The Fibers area at the University of Oregon is dedicated to participating in and advancing contemporary discourse in fibers through engaged studio practice, research, and critical discussion. The course curriculum addresses issues and ideas that are relevant to both fibers practices and the broader context of contemporary art, including functionality, materiality, community, gender, feminism, repetition, pattern, and decoration. Students explore the possibilities of performance, installation, and site-specificity in a conceptually rigorous environment while developing expertise in screenprinting, stitching, weaving, dyeing, and other fibers techniques. Experimenting with materials and methods is encouraged as students develop individual creative practices within a receptive community of makers. Interdisciplinary strategies of making are valued, and many students draw from areas outside of the Department of Art such as gender studies, folklore, creative writing, and dance. As part of the department’s Visiting Artist Lecture Series, the Fibers area regularly brings contemporary artists to speak on campus and conduct studio visits with students. Recent guest lecturers include Carole Frances Lung, Liz Collins, and Marie Watt.
The MFA program in fibers is a three-year period of rigorous studio investigation, critical discourse, and conceptual development. Graduates work closely with faculty throughout the Department of Art as well as within the Fibers area. The program promotes an interdisciplinary approach to studio production, and many current and past MFA students have drawn on backgrounds in a variety of mediums, such as drawing, painting, sculpture, and sound. The university environment offers a multitude of possibilities for interdepartmental research, discourse, and collaboration. Students also participate in area-specific seminar courses designed to deepen their awareness of contemporary issues and practices in the expanded field of fibers.

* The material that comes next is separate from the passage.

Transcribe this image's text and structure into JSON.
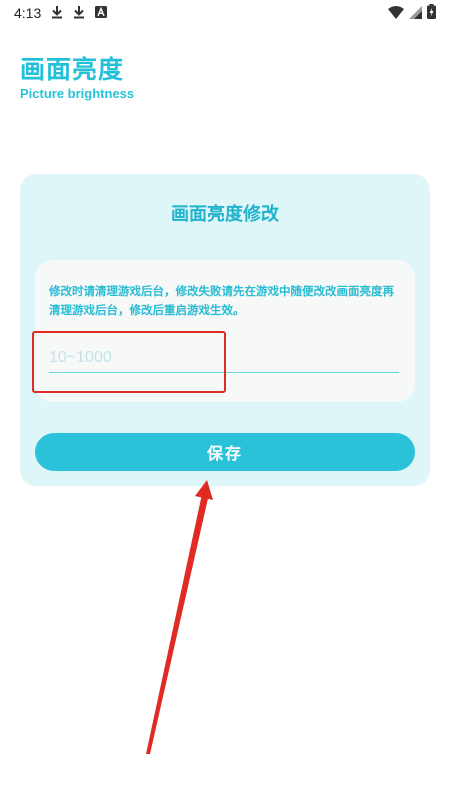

The MFA program culminates in a yearlong terminal project and group exhibition.